Large companies are trimmed to execute established business models. The demise of e.g. Eastman Kodak, Nokia, or Blockbuster illustrate that this is insufficient in the 21st century. Companies that want to escape this fate need to excel at execution AND the creation of new growth engines at the same time.
There is nothing wrong with being good at execution. It allows companies to get the most out of a known and successful business model. The challenge is to improve one's existing business models while creating an organizational space to invent business models for the future at the same time. The reason this is so difficult is because both require very different cultures, skills, processes, and incentives. Watch the video below to understand how they differ.

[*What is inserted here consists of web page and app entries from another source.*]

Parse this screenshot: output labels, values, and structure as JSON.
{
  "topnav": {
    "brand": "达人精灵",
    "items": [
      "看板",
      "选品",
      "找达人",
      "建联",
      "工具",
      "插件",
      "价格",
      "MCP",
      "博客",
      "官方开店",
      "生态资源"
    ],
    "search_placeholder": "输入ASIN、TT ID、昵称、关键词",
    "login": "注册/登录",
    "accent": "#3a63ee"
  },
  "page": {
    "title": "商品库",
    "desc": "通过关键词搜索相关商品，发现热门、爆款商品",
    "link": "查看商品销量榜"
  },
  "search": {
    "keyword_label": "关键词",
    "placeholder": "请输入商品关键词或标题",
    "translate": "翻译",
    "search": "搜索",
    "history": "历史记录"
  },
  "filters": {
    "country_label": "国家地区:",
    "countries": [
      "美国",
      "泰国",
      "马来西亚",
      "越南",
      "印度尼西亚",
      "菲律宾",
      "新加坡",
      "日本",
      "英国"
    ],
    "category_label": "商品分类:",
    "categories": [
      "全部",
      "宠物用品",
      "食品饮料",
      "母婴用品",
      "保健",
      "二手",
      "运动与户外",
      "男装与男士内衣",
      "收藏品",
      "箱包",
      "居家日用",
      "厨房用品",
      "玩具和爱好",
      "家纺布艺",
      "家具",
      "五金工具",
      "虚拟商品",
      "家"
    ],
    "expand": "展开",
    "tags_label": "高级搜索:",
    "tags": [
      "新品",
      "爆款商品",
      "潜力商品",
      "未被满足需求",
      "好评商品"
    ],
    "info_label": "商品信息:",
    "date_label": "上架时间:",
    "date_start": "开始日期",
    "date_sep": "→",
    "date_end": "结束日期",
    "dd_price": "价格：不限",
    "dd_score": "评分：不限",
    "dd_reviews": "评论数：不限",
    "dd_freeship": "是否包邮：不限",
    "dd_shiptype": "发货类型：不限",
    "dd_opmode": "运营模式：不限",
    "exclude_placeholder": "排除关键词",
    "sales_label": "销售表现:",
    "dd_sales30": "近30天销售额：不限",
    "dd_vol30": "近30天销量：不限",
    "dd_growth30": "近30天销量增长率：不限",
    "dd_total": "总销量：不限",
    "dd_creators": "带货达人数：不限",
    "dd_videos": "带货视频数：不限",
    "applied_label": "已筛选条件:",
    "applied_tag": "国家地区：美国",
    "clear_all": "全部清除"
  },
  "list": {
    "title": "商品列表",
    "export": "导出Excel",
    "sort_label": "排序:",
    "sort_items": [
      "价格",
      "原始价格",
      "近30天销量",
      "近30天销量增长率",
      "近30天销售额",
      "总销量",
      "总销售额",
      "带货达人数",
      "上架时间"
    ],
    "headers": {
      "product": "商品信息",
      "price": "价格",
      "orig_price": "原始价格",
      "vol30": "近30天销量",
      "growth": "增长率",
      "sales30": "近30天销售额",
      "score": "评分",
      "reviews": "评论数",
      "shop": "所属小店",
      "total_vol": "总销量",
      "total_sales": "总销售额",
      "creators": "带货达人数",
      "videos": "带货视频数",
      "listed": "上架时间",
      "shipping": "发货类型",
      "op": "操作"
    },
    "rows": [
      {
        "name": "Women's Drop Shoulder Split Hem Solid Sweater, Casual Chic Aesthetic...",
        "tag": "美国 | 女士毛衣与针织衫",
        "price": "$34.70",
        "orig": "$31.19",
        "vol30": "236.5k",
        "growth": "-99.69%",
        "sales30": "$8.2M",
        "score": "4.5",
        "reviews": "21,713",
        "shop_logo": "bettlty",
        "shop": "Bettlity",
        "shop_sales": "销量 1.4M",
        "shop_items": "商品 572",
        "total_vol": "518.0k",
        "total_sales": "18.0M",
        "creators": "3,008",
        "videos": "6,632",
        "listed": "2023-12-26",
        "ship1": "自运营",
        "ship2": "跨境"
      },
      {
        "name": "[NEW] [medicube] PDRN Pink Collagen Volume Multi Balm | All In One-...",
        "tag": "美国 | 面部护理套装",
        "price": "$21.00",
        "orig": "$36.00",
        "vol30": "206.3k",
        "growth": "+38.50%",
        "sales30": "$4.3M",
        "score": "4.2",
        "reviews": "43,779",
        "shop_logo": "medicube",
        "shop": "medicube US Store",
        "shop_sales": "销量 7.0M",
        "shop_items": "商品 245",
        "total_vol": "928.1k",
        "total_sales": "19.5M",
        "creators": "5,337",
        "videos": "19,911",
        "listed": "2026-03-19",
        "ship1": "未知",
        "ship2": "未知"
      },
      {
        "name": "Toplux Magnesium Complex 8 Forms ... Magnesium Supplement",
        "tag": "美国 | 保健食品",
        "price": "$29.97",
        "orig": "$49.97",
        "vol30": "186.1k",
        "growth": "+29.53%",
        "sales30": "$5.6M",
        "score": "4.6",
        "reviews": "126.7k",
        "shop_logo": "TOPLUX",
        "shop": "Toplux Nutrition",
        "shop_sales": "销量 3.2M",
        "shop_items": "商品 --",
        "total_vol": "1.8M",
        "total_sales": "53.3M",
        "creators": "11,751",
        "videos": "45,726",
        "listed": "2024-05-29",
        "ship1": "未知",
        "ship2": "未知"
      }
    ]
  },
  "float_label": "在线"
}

I often hear people say companies need to create an agile innovation culture. That's nonsense and even dangerous. It's great to have an outstanding execution engine as long as you are able to build an innovation engine as well. That's where you will experiment with new growth engines by relentlessly testing business models and value propositions.
There are a couple of great thinkers on this topic. In The Other Side of Innovation Govindarajan and Trimble show that the execution and innovation engines need to work in partnership. In The End of Competitive Advantage Rita McGrath shows that the urge to hold on to one’s established competitive advantage is a vicious trap. She establishes the factors central to building the dynamic enterprise of tomorrow.

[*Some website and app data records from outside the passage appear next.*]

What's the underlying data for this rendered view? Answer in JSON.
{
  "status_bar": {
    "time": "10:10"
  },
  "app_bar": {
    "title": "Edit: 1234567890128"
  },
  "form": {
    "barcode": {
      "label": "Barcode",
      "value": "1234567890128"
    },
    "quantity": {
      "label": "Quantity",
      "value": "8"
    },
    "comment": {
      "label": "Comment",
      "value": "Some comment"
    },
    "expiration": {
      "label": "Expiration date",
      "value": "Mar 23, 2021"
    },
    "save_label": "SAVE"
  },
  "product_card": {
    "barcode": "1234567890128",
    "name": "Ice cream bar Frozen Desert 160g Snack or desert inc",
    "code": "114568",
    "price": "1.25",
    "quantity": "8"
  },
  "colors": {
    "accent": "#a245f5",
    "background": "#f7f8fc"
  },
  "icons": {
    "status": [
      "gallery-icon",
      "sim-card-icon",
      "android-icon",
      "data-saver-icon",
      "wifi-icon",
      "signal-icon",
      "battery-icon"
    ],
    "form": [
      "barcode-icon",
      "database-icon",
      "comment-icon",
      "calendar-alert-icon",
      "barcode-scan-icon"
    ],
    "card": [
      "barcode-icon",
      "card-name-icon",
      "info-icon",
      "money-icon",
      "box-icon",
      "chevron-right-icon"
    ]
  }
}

Another favorite of mine is John Kotter. In the video below he shows that the organizational structure predominant today is over 100 years old. It was not built to be fast and agile, but to meet the daily demands of running an enterprise. Kotter advocates a new system that he calls the "dual operating system" in which execution and innovation operate in concert.